This article was written by Chris Arrendale of Inbox Pros as part of a series on Email Deliverability
Many email marketers feel that email deliverability is a black box, and get confused about what works and what doesn’t. There are a lot of myths out there, and it gets difficult to figure out which ones to believe and which ones not to. To help clarify things, here are 3 tips on demystifying email deliverability, with details on what each point means.
Delivered doesn’t = Deliverability
This is an essential point in the deliverability field. Many email marketers, after reviewing reports, believe that if 98% of their emails were delivered, 98% went into the inbox. This is misleading, however. The term ‘Delivered’ is a way to measure that the recipient’s mail server accepted the email.
Deliverability, in contrast, is the process of getting to the inbox and measuring the open/click statistics. Getting your email into your subscriber’s inbox is the only way to get opens, clicks, and conversions! Deliverability is constantly changing and evolving, so reviewing data and email results is key.
All Bounces Are Not Created Equally
There are 2 different types of bounces: hard and soft. Hard bounces occur when the email server rejects the email due to permanent conditions. Examples of this include a bad mailbox or bad domain. Soft bounces occur when the email server rejects the email due to a temporary condition. Examples of this include a full mailbox, or a temporary ISP block. Bounce rates heavily affect your IP/domain reputation. If bounce rates are too high, the ISP may think you are trying to spam them and may block your domain or IP address. There is no “magic number” that can get you blocked/bulked.
Spam Filters Change Thousands Of Times A Day
It’s important to keep in mind here that what worked last week may not work this week! Certain words, phrases, images, etc. could be causing issues with your content if they also show up in spam emails. It is imperative to perform ongoing testing with content and design. There are many reasons why your email could have been bulked or blocked, including:
1. Did you send to a new list that you haven’t sent to before?
2. Did you receive a lot of abuse complaints/hit a lot of spam traps?

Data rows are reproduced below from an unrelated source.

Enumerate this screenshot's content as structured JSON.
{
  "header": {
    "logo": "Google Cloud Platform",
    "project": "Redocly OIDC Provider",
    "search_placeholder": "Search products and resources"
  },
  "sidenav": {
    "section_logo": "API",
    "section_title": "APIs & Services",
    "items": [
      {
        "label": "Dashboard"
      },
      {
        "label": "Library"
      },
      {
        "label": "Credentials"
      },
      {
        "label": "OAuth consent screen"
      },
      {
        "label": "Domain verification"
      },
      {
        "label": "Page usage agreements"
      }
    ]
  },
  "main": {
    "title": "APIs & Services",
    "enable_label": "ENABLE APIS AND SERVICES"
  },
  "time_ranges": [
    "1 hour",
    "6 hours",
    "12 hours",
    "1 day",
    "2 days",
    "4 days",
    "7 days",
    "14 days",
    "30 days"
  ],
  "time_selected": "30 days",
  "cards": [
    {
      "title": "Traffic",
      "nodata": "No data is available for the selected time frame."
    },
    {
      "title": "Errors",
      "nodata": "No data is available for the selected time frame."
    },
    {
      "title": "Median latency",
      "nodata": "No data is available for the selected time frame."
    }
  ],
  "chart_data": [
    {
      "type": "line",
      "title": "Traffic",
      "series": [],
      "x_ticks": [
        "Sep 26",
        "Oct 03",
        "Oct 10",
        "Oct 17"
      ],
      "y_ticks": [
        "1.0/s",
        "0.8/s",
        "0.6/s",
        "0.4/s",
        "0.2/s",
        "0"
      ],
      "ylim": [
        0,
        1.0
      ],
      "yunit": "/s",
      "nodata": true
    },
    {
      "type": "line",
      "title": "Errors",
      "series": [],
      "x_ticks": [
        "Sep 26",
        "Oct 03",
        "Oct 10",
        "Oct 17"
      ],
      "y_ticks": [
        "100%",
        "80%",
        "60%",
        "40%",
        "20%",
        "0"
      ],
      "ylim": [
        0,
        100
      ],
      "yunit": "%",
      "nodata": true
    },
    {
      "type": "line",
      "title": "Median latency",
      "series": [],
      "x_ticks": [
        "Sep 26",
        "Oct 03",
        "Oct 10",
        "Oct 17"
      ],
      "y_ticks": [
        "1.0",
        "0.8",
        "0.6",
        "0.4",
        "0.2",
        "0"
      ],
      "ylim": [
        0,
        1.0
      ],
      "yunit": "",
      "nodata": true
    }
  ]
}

3. Has the reputation on the IP or domain gone down?
4. ISPs can and will change their filters thousands of times a day.
5. A word/phrase that was accepted 2 hours ago may be blocked now.
Many of these filters look for the following:

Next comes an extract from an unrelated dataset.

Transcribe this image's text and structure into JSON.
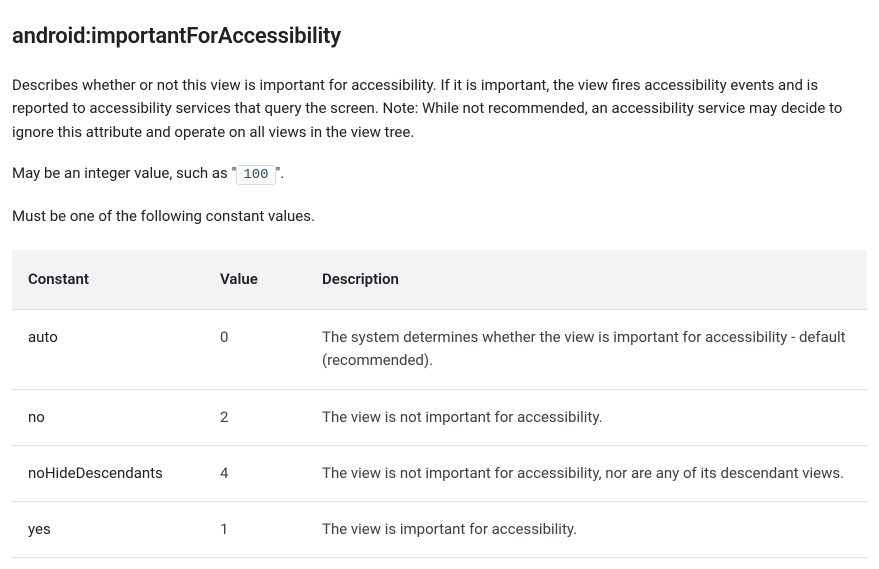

1. Recipient engagement.
2. Authentication – SPF & DKIM.
3. The reputation of the sending IP address.
4. The sender’s domain reputation.
5. Characteristics of the email content.
6. Digital fingerprint of the email itself.
Marketers must have a consistent and proactive approach to email deliverability to run programs that drive revenue. If you actively monitor unsubscribes, complaints, and bounces, you’ll have a real understanding of what constitutes good deliverability.